- The replacement of mobile devices with direct connectivity through brain implants, powered by thought – able to upload skills and knowledge in return – and the impact of this on individual consciousness and privacy of thought.
- The ability to transform all life at the genetic level through gene editing.
- The potential impact of mistakes made by advanced machine-learning systems/AI.
- The demise of current political systems and the rise of ‘citizen governments’, where ordinary people are co-opted to approve legislation.
- The end of the techno-industrial age as the world runs out of fossil fuels, leading to economic and environmental devastation.
- The end of industrial-scale meat production, as most people become vegan and meat is cultured from biopsies taken from living, outdoor reared livestock.
The hypothetical prediction for 2050 from Dmitry Galov, security researcher at Kaspersky Lab is as follows: “By 2050, our knowledge of how the brain works, and our ability to enhance or repair it is so advanced that being able to remember everything and learn new things at an outrageous speed has become commonplace. Most kids are fitted with the latest memory boosting implants to support their learning and this makes education easier than it has ever been.
“Brain damage as a result of head injury is easily repaired; memory loss is no longer a medical condition, and people suffering from mental illnesses, such as depression, are quickly cured. The technologies that underpin this have existed in some form since the late 2010s. Memory implants are in fact a natural progression from the connected deep brain stimulation implants of 2018.
“But every technology has another side – a dark side. In 2050, the medical, social and economic impact of memory boosting implants are significant, but they are also vulnerable to exploitation and cyber-abuse. New threats that have appeared in the last decade include the mass manipulation of groups through implanted or erased memories of political events or conflicts, and even the creation of ‘human botnets’.
“These botnets connect people’s brains into a network of agents controlled and operated by cybercriminals, without the knowledge of the victims themselves. Repurposed cyberthreats from previous decades are targeting the memories of world leaders for cyber-espionage, as well as those of celebrities, ordinary people and businesses with the aim of memory theft, deletion of or ‘locking’ of memories (for example, in return for a ransom).

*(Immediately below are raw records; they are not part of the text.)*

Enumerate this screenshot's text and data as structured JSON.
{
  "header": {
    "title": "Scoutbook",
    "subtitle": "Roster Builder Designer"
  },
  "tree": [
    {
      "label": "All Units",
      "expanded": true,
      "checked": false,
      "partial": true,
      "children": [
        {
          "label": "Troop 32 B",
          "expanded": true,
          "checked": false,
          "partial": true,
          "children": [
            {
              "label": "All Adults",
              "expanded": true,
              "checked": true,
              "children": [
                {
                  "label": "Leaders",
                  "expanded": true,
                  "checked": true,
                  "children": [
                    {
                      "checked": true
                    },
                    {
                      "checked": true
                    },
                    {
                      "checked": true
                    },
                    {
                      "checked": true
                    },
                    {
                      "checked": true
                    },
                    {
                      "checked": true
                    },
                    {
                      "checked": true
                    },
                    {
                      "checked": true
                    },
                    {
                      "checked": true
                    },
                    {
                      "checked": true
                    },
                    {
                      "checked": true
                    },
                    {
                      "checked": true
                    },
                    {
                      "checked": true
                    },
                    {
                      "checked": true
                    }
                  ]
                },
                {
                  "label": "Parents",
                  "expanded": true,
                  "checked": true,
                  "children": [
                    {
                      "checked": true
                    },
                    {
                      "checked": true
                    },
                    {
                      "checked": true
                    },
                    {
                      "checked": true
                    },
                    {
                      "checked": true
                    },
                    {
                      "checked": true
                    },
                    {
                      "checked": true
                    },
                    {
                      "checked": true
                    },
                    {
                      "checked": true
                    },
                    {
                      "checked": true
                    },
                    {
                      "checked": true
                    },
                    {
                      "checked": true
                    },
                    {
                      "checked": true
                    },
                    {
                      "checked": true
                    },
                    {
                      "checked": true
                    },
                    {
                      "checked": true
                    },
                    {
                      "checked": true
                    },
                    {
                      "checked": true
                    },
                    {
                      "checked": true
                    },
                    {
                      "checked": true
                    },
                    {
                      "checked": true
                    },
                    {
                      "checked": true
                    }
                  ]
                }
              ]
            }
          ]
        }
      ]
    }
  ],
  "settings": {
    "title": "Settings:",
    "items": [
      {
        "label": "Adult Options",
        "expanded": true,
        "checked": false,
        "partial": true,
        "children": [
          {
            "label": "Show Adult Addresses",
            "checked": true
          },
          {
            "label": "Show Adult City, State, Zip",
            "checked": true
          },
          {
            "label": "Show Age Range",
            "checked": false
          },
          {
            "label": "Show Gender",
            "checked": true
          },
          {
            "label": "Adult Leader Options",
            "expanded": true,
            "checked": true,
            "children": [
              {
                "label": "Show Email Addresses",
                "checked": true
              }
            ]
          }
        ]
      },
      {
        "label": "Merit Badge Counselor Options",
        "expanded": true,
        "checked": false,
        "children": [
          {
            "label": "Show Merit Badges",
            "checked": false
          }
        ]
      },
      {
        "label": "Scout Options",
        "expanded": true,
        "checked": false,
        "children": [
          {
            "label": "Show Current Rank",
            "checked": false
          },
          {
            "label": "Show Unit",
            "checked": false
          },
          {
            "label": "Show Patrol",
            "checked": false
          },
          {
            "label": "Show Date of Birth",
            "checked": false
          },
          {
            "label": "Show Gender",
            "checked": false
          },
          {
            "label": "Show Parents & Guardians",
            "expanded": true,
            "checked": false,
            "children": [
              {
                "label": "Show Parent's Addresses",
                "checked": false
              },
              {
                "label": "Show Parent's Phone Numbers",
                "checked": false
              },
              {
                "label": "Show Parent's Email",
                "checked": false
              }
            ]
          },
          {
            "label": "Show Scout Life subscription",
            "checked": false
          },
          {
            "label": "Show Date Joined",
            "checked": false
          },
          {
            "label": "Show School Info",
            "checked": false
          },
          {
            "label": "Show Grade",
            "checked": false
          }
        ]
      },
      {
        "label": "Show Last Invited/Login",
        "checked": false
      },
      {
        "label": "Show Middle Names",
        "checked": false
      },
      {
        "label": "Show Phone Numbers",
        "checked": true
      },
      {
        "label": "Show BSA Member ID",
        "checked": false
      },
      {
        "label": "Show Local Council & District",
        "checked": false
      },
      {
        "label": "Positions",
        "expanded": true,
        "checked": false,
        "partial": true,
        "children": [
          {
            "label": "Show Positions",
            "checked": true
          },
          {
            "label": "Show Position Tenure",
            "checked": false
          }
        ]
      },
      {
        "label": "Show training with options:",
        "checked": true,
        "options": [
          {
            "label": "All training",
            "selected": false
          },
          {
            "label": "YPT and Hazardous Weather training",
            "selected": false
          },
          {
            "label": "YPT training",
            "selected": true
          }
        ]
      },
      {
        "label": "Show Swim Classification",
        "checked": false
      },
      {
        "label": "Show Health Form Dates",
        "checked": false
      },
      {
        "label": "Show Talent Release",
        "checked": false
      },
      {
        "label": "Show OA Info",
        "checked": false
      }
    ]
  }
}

“This landscape is only possible because, in the late 2010s when the technologies began to evolve, the potential future security vulnerabilities were not considered a priority, and the various players: healthcare, security, policy makers and more, didn’t come together to understand and address future risks.”
For more information and the full suite of inspirational and thought-provoking predictions, visit Earth 2050.
Pizoelectrics: Healthcare’s new gymnasts of gadgetry
Healthcare electronics is rapidly deploying for wellness, electroceuticals, and intrusive medical procedures, among other, powered by new technologies. Much of it is trending to diagnostics and treatment on the move, and removing the need for the patient to perform procedures on time.
Instruments become wearables, including electronic skin patches and implants. The IDTechEx Research report, “Piezoelectric Harvesting and Sensing for Healthcare 2019-2029”, notes that sensors should preferably be self-powered, non-poisonous even on disposal, and many need to be biocompatible and even biodegradable.
We need to detect biology, vibration, force, acceleration, stress and linear movement and do imaging. Devices must reject bacteria and be useful in wearables and Internet of Things nodes. Preferably we must move to one device performing multiple tasks.
So is there a gymnast material category that has that awesome versatility?
Piezoelectrics has a good claim. It measures all those parameters. That even includes biosensors where the piezo senses the swelling of a biomolecule recognizing a target analyte. The most important form of self-powered (one material, two functions) piezo sensing is ultrasound imaging, a market growing at 5.1% yearly.
The IDTechEx Research report looks at what comes next, based on global travel and interviewing by its PhD level analysts in 2018 with continuous updates.
Click here to read how Piezo has been reinvented.